> [What needs to be done] Set down each line of the data below exactly.

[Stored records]
"""
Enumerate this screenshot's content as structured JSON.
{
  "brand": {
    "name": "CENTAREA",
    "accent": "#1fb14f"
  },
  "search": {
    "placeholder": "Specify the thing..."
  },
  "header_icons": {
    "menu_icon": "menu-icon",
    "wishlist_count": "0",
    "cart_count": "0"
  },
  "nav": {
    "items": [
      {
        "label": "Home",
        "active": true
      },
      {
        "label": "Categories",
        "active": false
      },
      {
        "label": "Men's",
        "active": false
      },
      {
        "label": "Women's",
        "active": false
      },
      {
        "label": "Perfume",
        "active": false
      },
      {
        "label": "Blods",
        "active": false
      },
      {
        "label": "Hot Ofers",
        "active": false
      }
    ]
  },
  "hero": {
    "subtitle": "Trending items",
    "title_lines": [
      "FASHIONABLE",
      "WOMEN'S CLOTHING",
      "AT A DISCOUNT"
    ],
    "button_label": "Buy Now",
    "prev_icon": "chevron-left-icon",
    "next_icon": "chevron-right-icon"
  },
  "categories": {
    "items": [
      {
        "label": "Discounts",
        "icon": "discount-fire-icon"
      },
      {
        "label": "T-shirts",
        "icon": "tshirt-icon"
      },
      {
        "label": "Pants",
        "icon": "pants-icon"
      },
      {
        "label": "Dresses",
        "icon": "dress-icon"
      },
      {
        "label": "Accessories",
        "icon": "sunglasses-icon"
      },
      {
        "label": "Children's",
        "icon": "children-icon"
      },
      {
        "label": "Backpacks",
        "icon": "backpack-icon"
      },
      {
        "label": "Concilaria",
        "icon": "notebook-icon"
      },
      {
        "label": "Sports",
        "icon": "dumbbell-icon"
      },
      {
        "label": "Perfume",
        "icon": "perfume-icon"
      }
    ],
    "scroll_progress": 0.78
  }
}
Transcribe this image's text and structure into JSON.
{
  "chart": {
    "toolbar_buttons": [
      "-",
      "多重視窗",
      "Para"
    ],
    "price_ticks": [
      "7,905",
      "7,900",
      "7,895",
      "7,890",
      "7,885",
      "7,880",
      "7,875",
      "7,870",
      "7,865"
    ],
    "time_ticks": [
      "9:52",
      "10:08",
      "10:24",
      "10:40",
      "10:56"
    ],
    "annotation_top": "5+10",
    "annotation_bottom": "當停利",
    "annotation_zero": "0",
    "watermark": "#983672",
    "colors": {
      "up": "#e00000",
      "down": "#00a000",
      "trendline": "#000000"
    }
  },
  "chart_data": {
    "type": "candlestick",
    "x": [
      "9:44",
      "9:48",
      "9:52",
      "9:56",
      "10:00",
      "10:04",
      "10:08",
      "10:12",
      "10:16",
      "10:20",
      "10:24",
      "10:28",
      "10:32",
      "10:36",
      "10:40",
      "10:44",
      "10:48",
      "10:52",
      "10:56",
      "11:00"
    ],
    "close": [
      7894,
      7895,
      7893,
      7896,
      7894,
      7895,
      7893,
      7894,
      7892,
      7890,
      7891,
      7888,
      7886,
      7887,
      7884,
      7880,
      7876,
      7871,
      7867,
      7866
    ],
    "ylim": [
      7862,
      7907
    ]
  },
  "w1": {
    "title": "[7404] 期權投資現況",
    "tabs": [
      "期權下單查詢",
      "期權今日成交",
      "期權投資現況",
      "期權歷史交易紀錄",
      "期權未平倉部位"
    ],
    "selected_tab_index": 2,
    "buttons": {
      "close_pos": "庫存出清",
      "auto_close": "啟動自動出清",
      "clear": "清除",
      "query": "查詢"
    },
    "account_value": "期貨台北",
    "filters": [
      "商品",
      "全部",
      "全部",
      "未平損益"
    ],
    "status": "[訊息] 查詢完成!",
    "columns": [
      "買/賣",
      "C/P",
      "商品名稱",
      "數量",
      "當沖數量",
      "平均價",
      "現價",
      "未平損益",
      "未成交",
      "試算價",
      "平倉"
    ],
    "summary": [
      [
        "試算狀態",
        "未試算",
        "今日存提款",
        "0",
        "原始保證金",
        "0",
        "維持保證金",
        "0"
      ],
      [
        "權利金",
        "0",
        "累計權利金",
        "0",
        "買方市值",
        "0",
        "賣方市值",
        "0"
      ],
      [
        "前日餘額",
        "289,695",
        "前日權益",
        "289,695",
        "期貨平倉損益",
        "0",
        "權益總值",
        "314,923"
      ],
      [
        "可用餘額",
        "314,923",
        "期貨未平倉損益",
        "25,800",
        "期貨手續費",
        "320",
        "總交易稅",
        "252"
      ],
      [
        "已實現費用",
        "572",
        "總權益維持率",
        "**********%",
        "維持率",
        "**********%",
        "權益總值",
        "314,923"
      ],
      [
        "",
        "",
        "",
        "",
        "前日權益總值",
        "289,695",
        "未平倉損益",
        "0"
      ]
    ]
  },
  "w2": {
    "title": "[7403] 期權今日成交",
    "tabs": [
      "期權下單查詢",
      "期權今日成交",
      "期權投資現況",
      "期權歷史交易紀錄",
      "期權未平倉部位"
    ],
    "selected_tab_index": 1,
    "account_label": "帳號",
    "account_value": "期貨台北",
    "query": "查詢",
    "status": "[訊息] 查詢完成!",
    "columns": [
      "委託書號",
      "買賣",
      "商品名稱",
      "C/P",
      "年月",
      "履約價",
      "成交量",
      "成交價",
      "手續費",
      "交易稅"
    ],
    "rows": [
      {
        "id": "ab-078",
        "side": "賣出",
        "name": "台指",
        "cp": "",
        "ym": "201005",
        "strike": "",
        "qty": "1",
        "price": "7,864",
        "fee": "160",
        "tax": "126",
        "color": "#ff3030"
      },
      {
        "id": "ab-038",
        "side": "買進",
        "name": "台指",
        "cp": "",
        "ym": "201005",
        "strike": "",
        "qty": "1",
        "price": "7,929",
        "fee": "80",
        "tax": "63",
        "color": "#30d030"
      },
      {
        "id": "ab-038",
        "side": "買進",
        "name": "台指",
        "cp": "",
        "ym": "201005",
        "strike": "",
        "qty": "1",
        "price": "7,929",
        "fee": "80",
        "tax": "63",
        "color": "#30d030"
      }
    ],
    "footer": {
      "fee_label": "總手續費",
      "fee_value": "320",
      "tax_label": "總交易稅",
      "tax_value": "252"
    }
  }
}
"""
> [Answer for this exercise]
Enumerate this screenshot's content as structured JSON.
{
  "brand": {
    "name": "CENTAREA",
    "accent": "#1fb14f"
  },
  "search": {
    "placeholder": "Specify the thing..."
  },
  "header_icons": {
    "menu_icon": "menu-icon",
    "wishlist_count": "0",
    "cart_count": "0"
  },
  "nav": {
    "items": [
      {
        "label": "Home",
        "active": true
      },
      {
        "label": "Categories",
        "active": false
      },
      {
        "label": "Men's",
        "active": false
      },
      {
        "label": "Women's",
        "active": false
      },
      {
        "label": "Perfume",
        "active": false
      },
      {
        "label": "Blods",
        "active": false
      },
      {
        "label": "Hot Ofers",
        "active": false
      }
    ]
  },
  "hero": {
    "subtitle": "Trending items",
    "title_lines": [
      "FASHIONABLE",
      "WOMEN'S CLOTHING",
      "AT A DISCOUNT"
    ],
    "button_label": "Buy Now",
    "prev_icon": "chevron-left-icon",
    "next_icon": "chevron-right-icon"
  },
  "categories": {
    "items": [
      {
        "label": "Discounts",
        "icon": "discount-fire-icon"
      },
      {
        "label": "T-shirts",
        "icon": "tshirt-icon"
      },
      {
        "label": "Pants",
        "icon": "pants-icon"
      },
      {
        "label": "Dresses",
        "icon": "dress-icon"
      },
      {
        "label": "Accessories",
        "icon": "sunglasses-icon"
      },
      {
        "label": "Children's",
        "icon": "children-icon"
      },
      {
        "label": "Backpacks",
        "icon": "backpack-icon"
      },
      {
        "label": "Concilaria",
        "icon": "notebook-icon"
      },
      {
        "label": "Sports",
        "icon": "dumbbell-icon"
      },
      {
        "label": "Perfume",
        "icon": "perfume-icon"
      }
    ],
    "scroll_progress": 0.78
  }
}
Transcribe this image's text and structure into JSON.
{
  "chart": {
    "toolbar_buttons": [
      "-",
      "多重視窗",
      "Para"
    ],
    "price_ticks": [
      "7,905",
      "7,900",
      "7,895",
      "7,890",
      "7,885",
      "7,880",
      "7,875",
      "7,870",
      "7,865"
    ],
    "time_ticks": [
      "9:52",
      "10:08",
      "10:24",
      "10:40",
      "10:56"
    ],
    "annotation_top": "5+10",
    "annotation_bottom": "當停利",
    "annotation_zero": "0",
    "watermark": "#983672",
    "colors": {
      "up": "#e00000",
      "down": "#00a000",
      "trendline": "#000000"
    }
  },
  "chart_data": {
    "type": "candlestick",
    "x": [
      "9:44",
      "9:48",
      "9:52",
      "9:56",
      "10:00",
      "10:04",
      "10:08",
      "10:12",
      "10:16",
      "10:20",
      "10:24",
      "10:28",
      "10:32",
      "10:36",
      "10:40",
      "10:44",
      "10:48",
      "10:52",
      "10:56",
      "11:00"
    ],
    "close": [
      7894,
      7895,
      7893,
      7896,
      7894,
      7895,
      7893,
      7894,
      7892,
      7890,
      7891,
      7888,
      7886,
      7887,
      7884,
      7880,
      7876,
      7871,
      7867,
      7866
    ],
    "ylim": [
      7862,
      7907
    ]
  },
  "w1": {
    "title": "[7404] 期權投資現況",
    "tabs": [
      "期權下單查詢",
      "期權今日成交",
      "期權投資現況",
      "期權歷史交易紀錄",
      "期權未平倉部位"
    ],
    "selected_tab_index": 2,
    "buttons": {
      "close_pos": "庫存出清",
      "auto_close": "啟動自動出清",
      "clear": "清除",
      "query": "查詢"
    },
    "account_value": "期貨台北",
    "filters": [
      "商品",
      "全部",
      "全部",
      "未平損益"
    ],
    "status": "[訊息] 查詢完成!",
    "columns": [
      "買/賣",
      "C/P",
      "商品名稱",
      "數量",
      "當沖數量",
      "平均價",
      "現價",
      "未平損益",
      "未成交",
      "試算價",
      "平倉"
    ],
    "summary": [
      [
        "試算狀態",
        "未試算",
        "今日存提款",
        "0",
        "原始保證金",
        "0",
        "維持保證金",
        "0"
      ],
      [
        "權利金",
        "0",
        "累計權利金",
        "0",
        "買方市值",
        "0",
        "賣方市值",
        "0"
      ],
      [
        "前日餘額",
        "289,695",
        "前日權益",
        "289,695",
        "期貨平倉損益",
        "0",
        "權益總值",
        "314,923"
      ],
      [
        "可用餘額",
        "314,923",
        "期貨未平倉損益",
        "25,800",
        "期貨手續費",
        "320",
        "總交易稅",
        "252"
      ],
      [
        "已實現費用",
        "572",
        "總權益維持率",
        "**********%",
        "維持率",
        "**********%",
        "權益總值",
        "314,923"
      ],
      [
        "",
        "",
        "",
        "",
        "前日權益總值",
        "289,695",
        "未平倉損益",
        "0"
      ]
    ]
  },
  "w2": {
    "title": "[7403] 期權今日成交",
    "tabs": [
      "期權下單查詢",
      "期權今日成交",
      "期權投資現況",
      "期權歷史交易紀錄",
      "期權未平倉部位"
    ],
    "selected_tab_index": 1,
    "account_label": "帳號",
    "account_value": "期貨台北",
    "query": "查詢",
    "status": "[訊息] 查詢完成!",
    "columns": [
      "委託書號",
      "買賣",
      "商品名稱",
      "C/P",
      "年月",
      "履約價",
      "成交量",
      "成交價",
      "手續費",
      "交易稅"
    ],
    "rows": [
      {
        "id": "ab-078",
        "side": "賣出",
        "name": "台指",
        "cp": "",
        "ym": "201005",
        "strike": "",
        "qty": "1",
        "price": "7,864",
        "fee": "160",
        "tax": "126",
        "color": "#ff3030"
      },
      {
        "id": "ab-038",
        "side": "買進",
        "name": "台指",
        "cp": "",
        "ym": "201005",
        "strike": "",
        "qty": "1",
        "price": "7,929",
        "fee": "80",
        "tax": "63",
        "color": "#30d030"
      },
      {
        "id": "ab-038",
        "side": "買進",
        "name": "台指",
        "cp": "",
        "ym": "201005",
        "strike": "",
        "qty": "1",
        "price": "7,929",
        "fee": "80",
        "tax": "63",
        "color": "#30d030"
      }
    ],
    "footer": {
      "fee_label": "總手續費",
      "fee_value": "320",
      "tax_label": "總交易稅",
      "tax_value": "252"
    }
  }
}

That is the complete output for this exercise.